Exercise prompt:
Would you print every entry exactly as it appears?
_ _ _ _ _ _ _
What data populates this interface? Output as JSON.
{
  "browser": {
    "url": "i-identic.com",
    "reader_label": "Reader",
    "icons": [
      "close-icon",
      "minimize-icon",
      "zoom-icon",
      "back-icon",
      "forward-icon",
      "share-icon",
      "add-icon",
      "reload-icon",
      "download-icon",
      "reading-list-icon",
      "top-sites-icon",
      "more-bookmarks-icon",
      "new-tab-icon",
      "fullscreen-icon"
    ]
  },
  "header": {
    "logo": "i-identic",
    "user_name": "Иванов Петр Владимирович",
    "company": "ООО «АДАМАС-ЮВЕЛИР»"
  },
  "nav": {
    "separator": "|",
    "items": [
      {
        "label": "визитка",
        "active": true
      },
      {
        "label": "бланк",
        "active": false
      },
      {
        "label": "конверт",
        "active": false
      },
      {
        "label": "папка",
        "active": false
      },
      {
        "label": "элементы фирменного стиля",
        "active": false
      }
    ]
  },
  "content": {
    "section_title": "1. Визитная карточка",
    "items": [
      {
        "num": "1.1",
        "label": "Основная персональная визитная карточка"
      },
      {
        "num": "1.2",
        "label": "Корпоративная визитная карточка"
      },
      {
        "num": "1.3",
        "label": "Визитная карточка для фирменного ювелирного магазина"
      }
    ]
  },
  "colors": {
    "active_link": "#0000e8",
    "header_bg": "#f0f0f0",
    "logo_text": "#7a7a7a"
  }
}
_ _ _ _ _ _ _
Task response:
What data populates this interface? Output as JSON.
{
  "browser": {
    "url": "i-identic.com",
    "reader_label": "Reader",
    "icons": [
      "close-icon",
      "minimize-icon",
      "zoom-icon",
      "back-icon",
      "forward-icon",
      "share-icon",
      "add-icon",
      "reload-icon",
      "download-icon",
      "reading-list-icon",
      "top-sites-icon",
      "more-bookmarks-icon",
      "new-tab-icon",
      "fullscreen-icon"
    ]
  },
  "header": {
    "logo": "i-identic",
    "user_name": "Иванов Петр Владимирович",
    "company": "ООО «АДАМАС-ЮВЕЛИР»"
  },
  "nav": {
    "separator": "|",
    "items": [
      {
        "label": "визитка",
        "active": true
      },
      {
        "label": "бланк",
        "active": false
      },
      {
        "label": "конверт",
        "active": false
      },
      {
        "label": "папка",
        "active": false
      },
      {
        "label": "элементы фирменного стиля",
        "active": false
      }
    ]
  },
  "content": {
    "section_title": "1. Визитная карточка",
    "items": [
      {
        "num": "1.1",
        "label": "Основная персональная визитная карточка"
      },
      {
        "num": "1.2",
        "label": "Корпоративная визитная карточка"
      },
      {
        "num": "1.3",
        "label": "Визитная карточка для фирменного ювелирного магазина"
      }
    ]
  },
  "colors": {
    "active_link": "#0000e8",
    "header_bg": "#f0f0f0",
    "logo_text": "#7a7a7a"
  }
}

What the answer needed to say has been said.